While these findings indicate you aren’t hurt by a delay between shots, you still should get your second shot as soon as possible. “Even if you have some immunity after the first shot, you want to get to that full immunity as quickly as possible,” says Dr. Khabbaza. “But these studies are important for showing that it’s not too late for your second shot if you miss your appointment.”

Why getting the second shot is important

The second shot of the two-dose vaccines is essential for reaching full immunity against COVID-19. For instance, studies shared by the CDC showed a single dose of the Pfizer vaccine ranged from 60% to 80% effective against COVID-19. But those studies also showed both doses were 90% effective against COVID-19 with an even higher rate of effectiveness against serious cases of COVID-19.

That full immunity is extremely important for both protecting each person and protecting our communities against the spread of the virus, says Dr. Khabbaza. “Besides helping us reach that important herd immunity status, the vaccines have proven very effective against the mutations and variants we’ve seen so far,” he says.

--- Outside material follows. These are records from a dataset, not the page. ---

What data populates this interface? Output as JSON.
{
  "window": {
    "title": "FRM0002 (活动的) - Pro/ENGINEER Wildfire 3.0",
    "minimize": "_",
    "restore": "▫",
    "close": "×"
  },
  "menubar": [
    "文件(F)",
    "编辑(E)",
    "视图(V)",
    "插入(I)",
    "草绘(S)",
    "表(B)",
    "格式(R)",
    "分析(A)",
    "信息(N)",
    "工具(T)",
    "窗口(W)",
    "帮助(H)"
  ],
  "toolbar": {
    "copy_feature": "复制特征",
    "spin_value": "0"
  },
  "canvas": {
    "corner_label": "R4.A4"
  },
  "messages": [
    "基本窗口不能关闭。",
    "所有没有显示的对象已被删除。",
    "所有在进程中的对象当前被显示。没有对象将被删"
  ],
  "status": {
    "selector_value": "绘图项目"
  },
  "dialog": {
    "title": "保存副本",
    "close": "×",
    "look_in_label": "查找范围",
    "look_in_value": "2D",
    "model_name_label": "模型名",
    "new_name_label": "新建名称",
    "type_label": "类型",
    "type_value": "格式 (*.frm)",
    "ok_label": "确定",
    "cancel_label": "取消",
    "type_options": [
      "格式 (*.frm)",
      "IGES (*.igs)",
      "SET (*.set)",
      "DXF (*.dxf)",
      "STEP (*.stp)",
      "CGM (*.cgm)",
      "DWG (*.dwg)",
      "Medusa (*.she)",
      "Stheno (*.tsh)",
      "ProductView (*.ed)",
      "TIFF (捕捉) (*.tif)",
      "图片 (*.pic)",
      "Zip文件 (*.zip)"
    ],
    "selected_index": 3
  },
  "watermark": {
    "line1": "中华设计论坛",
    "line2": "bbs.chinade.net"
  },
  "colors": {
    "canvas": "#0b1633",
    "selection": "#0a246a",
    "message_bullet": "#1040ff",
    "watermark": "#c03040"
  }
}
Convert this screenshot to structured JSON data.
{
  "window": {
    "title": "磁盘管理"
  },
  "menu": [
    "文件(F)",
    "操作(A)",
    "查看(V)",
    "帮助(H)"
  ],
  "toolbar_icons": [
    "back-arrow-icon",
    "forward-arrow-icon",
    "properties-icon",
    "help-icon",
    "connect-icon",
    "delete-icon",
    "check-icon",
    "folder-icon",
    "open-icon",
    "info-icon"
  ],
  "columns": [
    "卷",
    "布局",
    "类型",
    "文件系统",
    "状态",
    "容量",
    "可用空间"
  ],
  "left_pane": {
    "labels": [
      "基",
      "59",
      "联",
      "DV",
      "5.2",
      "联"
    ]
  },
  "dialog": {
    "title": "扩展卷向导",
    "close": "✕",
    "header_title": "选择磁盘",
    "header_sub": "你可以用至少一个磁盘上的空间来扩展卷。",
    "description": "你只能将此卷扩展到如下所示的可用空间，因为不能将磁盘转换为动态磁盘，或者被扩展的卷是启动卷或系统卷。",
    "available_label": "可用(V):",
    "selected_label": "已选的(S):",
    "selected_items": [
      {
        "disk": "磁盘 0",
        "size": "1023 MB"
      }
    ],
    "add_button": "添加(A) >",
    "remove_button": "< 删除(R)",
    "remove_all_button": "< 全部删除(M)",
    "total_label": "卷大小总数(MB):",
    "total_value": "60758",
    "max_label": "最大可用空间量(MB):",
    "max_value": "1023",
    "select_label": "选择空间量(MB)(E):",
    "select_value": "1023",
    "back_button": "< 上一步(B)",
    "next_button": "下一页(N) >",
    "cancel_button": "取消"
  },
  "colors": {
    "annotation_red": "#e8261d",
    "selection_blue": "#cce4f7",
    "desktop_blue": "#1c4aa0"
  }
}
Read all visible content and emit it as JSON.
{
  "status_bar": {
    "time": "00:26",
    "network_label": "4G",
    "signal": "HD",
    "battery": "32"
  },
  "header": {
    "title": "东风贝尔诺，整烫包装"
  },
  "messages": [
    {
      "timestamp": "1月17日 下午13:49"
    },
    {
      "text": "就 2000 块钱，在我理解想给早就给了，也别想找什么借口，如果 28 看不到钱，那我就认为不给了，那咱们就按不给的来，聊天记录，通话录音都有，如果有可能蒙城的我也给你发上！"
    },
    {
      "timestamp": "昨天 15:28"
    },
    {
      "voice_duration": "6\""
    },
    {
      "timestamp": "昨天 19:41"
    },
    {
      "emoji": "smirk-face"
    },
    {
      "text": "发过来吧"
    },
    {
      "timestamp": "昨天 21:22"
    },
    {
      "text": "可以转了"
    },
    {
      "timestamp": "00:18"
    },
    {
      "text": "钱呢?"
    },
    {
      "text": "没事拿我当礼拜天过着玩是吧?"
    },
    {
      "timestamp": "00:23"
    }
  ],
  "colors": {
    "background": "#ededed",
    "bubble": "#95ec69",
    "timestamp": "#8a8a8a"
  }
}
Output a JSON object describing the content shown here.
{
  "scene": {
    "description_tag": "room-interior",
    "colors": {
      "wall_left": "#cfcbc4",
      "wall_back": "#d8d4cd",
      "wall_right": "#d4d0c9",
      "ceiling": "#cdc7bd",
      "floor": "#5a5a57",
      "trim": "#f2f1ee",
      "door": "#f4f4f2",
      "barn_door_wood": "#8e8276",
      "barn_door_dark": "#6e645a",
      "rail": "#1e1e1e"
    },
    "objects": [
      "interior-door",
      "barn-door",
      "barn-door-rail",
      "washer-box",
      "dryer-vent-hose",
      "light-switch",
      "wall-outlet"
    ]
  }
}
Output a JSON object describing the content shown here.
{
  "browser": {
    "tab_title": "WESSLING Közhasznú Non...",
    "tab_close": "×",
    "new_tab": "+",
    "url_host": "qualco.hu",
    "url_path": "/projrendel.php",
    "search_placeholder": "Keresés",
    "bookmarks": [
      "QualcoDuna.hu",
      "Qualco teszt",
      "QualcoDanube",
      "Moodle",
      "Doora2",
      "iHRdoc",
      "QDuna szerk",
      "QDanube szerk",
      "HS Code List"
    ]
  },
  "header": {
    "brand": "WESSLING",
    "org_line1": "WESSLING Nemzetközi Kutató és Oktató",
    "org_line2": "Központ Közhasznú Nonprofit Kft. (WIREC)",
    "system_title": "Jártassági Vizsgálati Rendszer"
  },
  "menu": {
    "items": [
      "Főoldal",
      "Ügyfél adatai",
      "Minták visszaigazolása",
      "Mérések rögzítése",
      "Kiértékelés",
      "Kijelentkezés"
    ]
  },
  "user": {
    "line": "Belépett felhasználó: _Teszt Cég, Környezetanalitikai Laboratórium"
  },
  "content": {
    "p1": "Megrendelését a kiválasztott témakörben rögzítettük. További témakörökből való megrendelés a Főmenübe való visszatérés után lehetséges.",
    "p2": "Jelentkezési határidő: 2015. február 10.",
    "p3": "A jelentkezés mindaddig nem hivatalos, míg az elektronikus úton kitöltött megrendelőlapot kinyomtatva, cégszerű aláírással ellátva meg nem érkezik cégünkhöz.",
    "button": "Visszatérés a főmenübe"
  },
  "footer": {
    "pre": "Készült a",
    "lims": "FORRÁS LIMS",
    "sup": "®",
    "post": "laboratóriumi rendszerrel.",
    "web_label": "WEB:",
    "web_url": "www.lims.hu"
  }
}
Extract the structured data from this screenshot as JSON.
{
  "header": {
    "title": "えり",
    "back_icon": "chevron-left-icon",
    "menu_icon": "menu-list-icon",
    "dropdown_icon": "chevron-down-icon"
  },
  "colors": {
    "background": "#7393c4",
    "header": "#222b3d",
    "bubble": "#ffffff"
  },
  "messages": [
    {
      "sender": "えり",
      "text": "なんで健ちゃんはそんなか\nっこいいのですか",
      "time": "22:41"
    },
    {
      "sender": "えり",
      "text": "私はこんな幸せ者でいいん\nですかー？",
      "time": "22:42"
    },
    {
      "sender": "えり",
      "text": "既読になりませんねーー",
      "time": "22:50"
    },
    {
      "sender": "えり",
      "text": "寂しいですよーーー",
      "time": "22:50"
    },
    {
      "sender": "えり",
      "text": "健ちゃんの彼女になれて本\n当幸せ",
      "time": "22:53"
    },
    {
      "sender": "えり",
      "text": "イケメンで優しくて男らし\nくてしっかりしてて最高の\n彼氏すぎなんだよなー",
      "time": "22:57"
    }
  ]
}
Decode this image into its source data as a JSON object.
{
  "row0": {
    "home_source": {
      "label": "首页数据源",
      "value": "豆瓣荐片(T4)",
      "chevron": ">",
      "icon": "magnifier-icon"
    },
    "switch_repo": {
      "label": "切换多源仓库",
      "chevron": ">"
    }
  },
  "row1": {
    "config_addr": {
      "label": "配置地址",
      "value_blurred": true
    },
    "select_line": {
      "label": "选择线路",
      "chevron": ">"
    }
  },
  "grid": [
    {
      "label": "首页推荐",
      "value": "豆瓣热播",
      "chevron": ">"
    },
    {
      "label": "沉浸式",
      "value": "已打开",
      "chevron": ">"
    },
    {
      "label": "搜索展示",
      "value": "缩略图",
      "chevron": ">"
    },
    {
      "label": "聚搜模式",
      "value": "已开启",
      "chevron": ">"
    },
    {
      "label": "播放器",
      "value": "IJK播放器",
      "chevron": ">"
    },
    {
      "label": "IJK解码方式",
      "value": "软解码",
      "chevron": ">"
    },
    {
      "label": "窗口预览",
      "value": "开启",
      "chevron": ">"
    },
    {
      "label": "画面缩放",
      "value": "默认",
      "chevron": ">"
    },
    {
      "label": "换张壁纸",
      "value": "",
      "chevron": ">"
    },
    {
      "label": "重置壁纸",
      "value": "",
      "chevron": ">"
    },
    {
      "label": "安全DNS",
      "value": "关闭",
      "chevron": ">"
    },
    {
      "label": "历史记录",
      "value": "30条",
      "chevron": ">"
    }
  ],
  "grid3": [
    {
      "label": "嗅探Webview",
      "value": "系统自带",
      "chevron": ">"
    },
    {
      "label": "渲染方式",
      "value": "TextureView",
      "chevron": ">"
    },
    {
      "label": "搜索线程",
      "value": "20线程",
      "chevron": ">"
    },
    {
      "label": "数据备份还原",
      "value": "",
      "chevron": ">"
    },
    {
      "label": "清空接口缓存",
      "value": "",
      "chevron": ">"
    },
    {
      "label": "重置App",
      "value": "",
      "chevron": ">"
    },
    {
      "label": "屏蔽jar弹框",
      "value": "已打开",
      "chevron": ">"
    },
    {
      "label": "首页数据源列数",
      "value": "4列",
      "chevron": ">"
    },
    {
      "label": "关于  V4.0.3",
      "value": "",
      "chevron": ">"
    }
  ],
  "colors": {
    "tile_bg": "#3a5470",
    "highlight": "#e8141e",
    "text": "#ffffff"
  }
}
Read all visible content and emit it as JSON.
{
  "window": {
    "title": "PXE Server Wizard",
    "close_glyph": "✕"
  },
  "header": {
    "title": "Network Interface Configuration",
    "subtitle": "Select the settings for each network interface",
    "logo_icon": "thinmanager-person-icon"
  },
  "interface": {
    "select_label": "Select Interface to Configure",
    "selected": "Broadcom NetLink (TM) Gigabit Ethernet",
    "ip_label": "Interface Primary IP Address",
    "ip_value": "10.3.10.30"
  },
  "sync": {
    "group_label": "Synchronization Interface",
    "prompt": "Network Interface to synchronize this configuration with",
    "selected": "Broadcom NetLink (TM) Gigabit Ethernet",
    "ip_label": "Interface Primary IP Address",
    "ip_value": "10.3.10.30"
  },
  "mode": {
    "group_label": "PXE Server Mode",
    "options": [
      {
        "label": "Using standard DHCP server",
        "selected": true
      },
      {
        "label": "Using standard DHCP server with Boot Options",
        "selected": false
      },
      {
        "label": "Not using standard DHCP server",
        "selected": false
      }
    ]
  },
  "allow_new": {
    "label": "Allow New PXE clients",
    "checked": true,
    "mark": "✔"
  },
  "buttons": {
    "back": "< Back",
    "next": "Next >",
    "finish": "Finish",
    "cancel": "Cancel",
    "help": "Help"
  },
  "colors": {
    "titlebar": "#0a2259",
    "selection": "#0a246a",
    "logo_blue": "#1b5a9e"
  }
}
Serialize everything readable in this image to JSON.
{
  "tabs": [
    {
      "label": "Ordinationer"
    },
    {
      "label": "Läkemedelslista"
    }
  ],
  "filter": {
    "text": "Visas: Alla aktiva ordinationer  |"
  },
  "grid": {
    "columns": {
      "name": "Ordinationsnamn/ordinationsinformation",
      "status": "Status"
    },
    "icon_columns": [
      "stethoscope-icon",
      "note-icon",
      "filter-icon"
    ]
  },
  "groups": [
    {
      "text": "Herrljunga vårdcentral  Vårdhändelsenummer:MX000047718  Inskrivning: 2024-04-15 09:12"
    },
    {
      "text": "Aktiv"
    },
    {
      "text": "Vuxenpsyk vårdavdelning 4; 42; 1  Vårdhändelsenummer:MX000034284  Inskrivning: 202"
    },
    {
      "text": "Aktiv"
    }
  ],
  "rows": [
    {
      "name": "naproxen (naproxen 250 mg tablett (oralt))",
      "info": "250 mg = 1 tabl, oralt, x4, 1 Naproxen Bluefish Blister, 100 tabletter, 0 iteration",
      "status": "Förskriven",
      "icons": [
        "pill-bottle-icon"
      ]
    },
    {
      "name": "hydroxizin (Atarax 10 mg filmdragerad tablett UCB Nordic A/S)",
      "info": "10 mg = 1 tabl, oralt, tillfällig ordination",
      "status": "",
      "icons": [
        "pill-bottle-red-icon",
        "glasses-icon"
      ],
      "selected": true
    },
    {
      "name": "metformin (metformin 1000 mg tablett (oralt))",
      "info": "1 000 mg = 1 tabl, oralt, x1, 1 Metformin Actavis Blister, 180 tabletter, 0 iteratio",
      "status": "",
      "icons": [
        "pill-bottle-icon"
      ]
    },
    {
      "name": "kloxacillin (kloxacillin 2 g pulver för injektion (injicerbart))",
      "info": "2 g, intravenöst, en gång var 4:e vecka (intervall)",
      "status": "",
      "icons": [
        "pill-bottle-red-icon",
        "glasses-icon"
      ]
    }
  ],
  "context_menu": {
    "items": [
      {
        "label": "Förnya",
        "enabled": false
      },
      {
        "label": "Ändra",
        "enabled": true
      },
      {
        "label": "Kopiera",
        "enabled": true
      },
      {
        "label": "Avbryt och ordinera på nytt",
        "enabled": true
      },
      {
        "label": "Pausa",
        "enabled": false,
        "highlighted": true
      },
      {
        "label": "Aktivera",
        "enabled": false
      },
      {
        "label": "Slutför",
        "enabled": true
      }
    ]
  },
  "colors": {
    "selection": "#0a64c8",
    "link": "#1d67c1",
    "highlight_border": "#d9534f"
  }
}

The delta variant is getting a lot of our attention now and if you’re fully vaccinated – meaning both doses of a two-shot vaccine – you have very little to worry about,” he adds. “And it’s important to be fully vaccinated to protect yourself against potential future variants.”

Can I get the second dose early?

The CDC recommends that you do not get your second shot early. You want to give the antibodies generated by the first shot as much time as possible to build up. If there’s a scenario in which getting your second shot a day or two early will prevent a long delay in getting that second dose, consult your healthcare provider for the best course of action.

Advertising Policy

Tips for getting your second dose on time

Life can get busy fast and it’s not uncommon to forget an appointment or for a conflict to arise, requiring a schedule shuffle. Here are some ways you can ensure you won’t miss your window in getting that essential second dose.

Clear the calendar

When scheduling your doses, make sure your calendar is clear. Double-check that your appointments don’t overlap with any work trips, vacations or other conflicts that will prevent you from making it to get your shot. And, if possible, make sure you prioritize your vaccine appointment over everything else. It’s that important.

Schedule the second dose ASAP

Scheduling procedures vary from location to location, but many places will allow you to schedule your second dose when you receive your first shot. If your location doesn’t have this option, be sure to ask questions about their scheduling procedure so you have a good idea of when that appointment will be made.

If scheduling conflicts mean you need to get your doses at different locations, that’s okay. According to the CDC, getting your second shot at a different location than your first shot is okay as long as you get the same vaccine for both doses.

Set reminders

Use email and online calendar reminders to send you alerts so you don’t forget about the appointment. You can often set reminders on your smartphone, as well. Writing down the appointment date and time and placing it where you’ll always see it is a good rule of thumb, too.

Advertising Policy